= Beginning of Section =

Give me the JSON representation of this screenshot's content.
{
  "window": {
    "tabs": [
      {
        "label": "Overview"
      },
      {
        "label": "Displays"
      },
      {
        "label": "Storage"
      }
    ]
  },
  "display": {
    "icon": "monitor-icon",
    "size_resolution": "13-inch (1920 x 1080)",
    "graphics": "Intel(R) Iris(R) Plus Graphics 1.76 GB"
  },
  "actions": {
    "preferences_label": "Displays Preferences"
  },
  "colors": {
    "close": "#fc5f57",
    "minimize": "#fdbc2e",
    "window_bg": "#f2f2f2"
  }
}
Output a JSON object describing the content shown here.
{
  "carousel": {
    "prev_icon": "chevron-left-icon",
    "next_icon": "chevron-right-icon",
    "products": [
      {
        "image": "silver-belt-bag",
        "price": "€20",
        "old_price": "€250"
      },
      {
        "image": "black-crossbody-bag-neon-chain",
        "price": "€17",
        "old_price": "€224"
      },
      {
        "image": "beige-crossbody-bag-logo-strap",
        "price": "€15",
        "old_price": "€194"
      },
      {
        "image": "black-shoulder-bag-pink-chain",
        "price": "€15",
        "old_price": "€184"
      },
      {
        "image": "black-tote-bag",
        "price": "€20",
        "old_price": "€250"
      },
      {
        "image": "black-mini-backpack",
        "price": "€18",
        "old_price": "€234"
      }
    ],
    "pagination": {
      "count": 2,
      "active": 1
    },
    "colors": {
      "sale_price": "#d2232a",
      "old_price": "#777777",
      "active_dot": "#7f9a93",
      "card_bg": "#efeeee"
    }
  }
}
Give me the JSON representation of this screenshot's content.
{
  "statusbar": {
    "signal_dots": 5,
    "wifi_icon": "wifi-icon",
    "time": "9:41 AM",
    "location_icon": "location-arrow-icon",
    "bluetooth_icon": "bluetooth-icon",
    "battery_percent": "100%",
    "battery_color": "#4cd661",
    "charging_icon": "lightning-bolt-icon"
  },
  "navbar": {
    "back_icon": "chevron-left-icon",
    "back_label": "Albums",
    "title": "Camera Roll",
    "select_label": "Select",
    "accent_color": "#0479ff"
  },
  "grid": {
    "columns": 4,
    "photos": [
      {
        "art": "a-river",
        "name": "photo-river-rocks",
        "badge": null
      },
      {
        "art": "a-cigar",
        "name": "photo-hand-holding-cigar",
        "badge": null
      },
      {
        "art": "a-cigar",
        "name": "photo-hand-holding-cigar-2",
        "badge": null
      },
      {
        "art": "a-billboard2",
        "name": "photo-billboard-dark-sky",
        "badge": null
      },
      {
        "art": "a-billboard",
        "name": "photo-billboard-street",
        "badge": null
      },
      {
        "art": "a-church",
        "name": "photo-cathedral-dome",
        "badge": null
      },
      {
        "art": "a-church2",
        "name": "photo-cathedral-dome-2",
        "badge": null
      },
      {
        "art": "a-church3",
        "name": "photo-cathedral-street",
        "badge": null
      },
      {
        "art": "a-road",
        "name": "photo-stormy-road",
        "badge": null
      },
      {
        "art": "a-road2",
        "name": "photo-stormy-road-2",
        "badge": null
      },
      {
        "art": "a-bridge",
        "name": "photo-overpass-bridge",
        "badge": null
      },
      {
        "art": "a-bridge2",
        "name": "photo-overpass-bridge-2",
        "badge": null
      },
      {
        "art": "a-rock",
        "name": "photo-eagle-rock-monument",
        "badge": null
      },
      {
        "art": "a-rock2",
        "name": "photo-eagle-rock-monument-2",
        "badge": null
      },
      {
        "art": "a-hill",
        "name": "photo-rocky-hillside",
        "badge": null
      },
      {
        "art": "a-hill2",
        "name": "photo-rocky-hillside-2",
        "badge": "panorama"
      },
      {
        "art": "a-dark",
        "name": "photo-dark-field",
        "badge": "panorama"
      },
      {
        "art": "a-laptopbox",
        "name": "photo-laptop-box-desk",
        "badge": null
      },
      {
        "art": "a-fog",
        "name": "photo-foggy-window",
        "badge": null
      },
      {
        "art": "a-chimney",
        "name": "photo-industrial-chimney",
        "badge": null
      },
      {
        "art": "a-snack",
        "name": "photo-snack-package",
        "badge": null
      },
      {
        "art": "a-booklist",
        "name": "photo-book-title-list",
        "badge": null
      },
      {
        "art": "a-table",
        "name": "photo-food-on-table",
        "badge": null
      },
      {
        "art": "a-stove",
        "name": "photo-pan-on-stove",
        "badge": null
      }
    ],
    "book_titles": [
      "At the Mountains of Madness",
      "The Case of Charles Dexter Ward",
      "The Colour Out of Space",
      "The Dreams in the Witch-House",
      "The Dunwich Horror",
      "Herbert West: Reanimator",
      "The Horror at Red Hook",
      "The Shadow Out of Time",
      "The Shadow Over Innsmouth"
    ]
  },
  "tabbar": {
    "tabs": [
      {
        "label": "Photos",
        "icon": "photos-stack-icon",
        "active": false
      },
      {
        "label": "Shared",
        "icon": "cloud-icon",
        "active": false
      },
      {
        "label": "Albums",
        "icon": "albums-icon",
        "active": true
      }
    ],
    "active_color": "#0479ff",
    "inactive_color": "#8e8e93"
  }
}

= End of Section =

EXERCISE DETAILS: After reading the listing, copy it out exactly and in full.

ANSWER BOX:
Give me the JSON representation of this screenshot's content.
{
  "window": {
    "tabs": [
      {
        "label": "Overview"
      },
      {
        "label": "Displays"
      },
      {
        "label": "Storage"
      }
    ]
  },
  "display": {
    "icon": "monitor-icon",
    "size_resolution": "13-inch (1920 x 1080)",
    "graphics": "Intel(R) Iris(R) Plus Graphics 1.76 GB"
  },
  "actions": {
    "preferences_label": "Displays Preferences"
  },
  "colors": {
    "close": "#fc5f57",
    "minimize": "#fdbc2e",
    "window_bg": "#f2f2f2"
  }
}
Output a JSON object describing the content shown here.
{
  "carousel": {
    "prev_icon": "chevron-left-icon",
    "next_icon": "chevron-right-icon",
    "products": [
      {
        "image": "silver-belt-bag",
        "price": "€20",
        "old_price": "€250"
      },
      {
        "image": "black-crossbody-bag-neon-chain",
        "price": "€17",
        "old_price": "€224"
      },
      {
        "image": "beige-crossbody-bag-logo-strap",
        "price": "€15",
        "old_price": "€194"
      },
      {
        "image": "black-shoulder-bag-pink-chain",
        "price": "€15",
        "old_price": "€184"
      },
      {
        "image": "black-tote-bag",
        "price": "€20",
        "old_price": "€250"
      },
      {
        "image": "black-mini-backpack",
        "price": "€18",
        "old_price": "€234"
      }
    ],
    "pagination": {
      "count": 2,
      "active": 1
    },
    "colors": {
      "sale_price": "#d2232a",
      "old_price": "#777777",
      "active_dot": "#7f9a93",
      "card_bg": "#efeeee"
    }
  }
}
Give me the JSON representation of this screenshot's content.
{
  "statusbar": {
    "signal_dots": 5,
    "wifi_icon": "wifi-icon",
    "time": "9:41 AM",
    "location_icon": "location-arrow-icon",
    "bluetooth_icon": "bluetooth-icon",
    "battery_percent": "100%",
    "battery_color": "#4cd661",
    "charging_icon": "lightning-bolt-icon"
  },
  "navbar": {
    "back_icon": "chevron-left-icon",
    "back_label": "Albums",
    "title": "Camera Roll",
    "select_label": "Select",
    "accent_color": "#0479ff"
  },
  "grid": {
    "columns": 4,
    "photos": [
      {
        "art": "a-river",
        "name": "photo-river-rocks",
        "badge": null
      },
      {
        "art": "a-cigar",
        "name": "photo-hand-holding-cigar",
        "badge": null
      },
      {
        "art": "a-cigar",
        "name": "photo-hand-holding-cigar-2",
        "badge": null
      },
      {
        "art": "a-billboard2",
        "name": "photo-billboard-dark-sky",
        "badge": null
      },
      {
        "art": "a-billboard",
        "name": "photo-billboard-street",
        "badge": null
      },
      {
        "art": "a-church",
        "name": "photo-cathedral-dome",
        "badge": null
      },
      {
        "art": "a-church2",
        "name": "photo-cathedral-dome-2",
        "badge": null
      },
      {
        "art": "a-church3",
        "name": "photo-cathedral-street",
        "badge": null
      },
      {
        "art": "a-road",
        "name": "photo-stormy-road",
        "badge": null
      },
      {
        "art": "a-road2",
        "name": "photo-stormy-road-2",
        "badge": null
      },
      {
        "art": "a-bridge",
        "name": "photo-overpass-bridge",
        "badge": null
      },
      {
        "art": "a-bridge2",
        "name": "photo-overpass-bridge-2",
        "badge": null
      },
      {
        "art": "a-rock",
        "name": "photo-eagle-rock-monument",
        "badge": null
      },
      {
        "art": "a-rock2",
        "name": "photo-eagle-rock-monument-2",
        "badge": null
      },
      {
        "art": "a-hill",
        "name": "photo-rocky-hillside",
        "badge": null
      },
      {
        "art": "a-hill2",
        "name": "photo-rocky-hillside-2",
        "badge": "panorama"
      },
      {
        "art": "a-dark",
        "name": "photo-dark-field",
        "badge": "panorama"
      },
      {
        "art": "a-laptopbox",
        "name": "photo-laptop-box-desk",
        "badge": null
      },
      {
        "art": "a-fog",
        "name": "photo-foggy-window",
        "badge": null
      },
      {
        "art": "a-chimney",
        "name": "photo-industrial-chimney",
        "badge": null
      },
      {
        "art": "a-snack",
        "name": "photo-snack-package",
        "badge": null
      },
      {
        "art": "a-booklist",
        "name": "photo-book-title-list",
        "badge": null
      },
      {
        "art": "a-table",
        "name": "photo-food-on-table",
        "badge": null
      },
      {
        "art": "a-stove",
        "name": "photo-pan-on-stove",
        "badge": null
      }
    ],
    "book_titles": [
      "At the Mountains of Madness",
      "The Case of Charles Dexter Ward",
      "The Colour Out of Space",
      "The Dreams in the Witch-House",
      "The Dunwich Horror",
      "Herbert West: Reanimator",
      "The Horror at Red Hook",
      "The Shadow Out of Time",
      "The Shadow Over Innsmouth"
    ]
  },
  "tabbar": {
    "tabs": [
      {
        "label": "Photos",
        "icon": "photos-stack-icon",
        "active": false
      },
      {
        "label": "Shared",
        "icon": "cloud-icon",
        "active": false
      },
      {
        "label": "Albums",
        "icon": "albums-icon",
        "active": true
      }
    ],
    "active_color": "#0479ff",
    "inactive_color": "#8e8e93"
  }
}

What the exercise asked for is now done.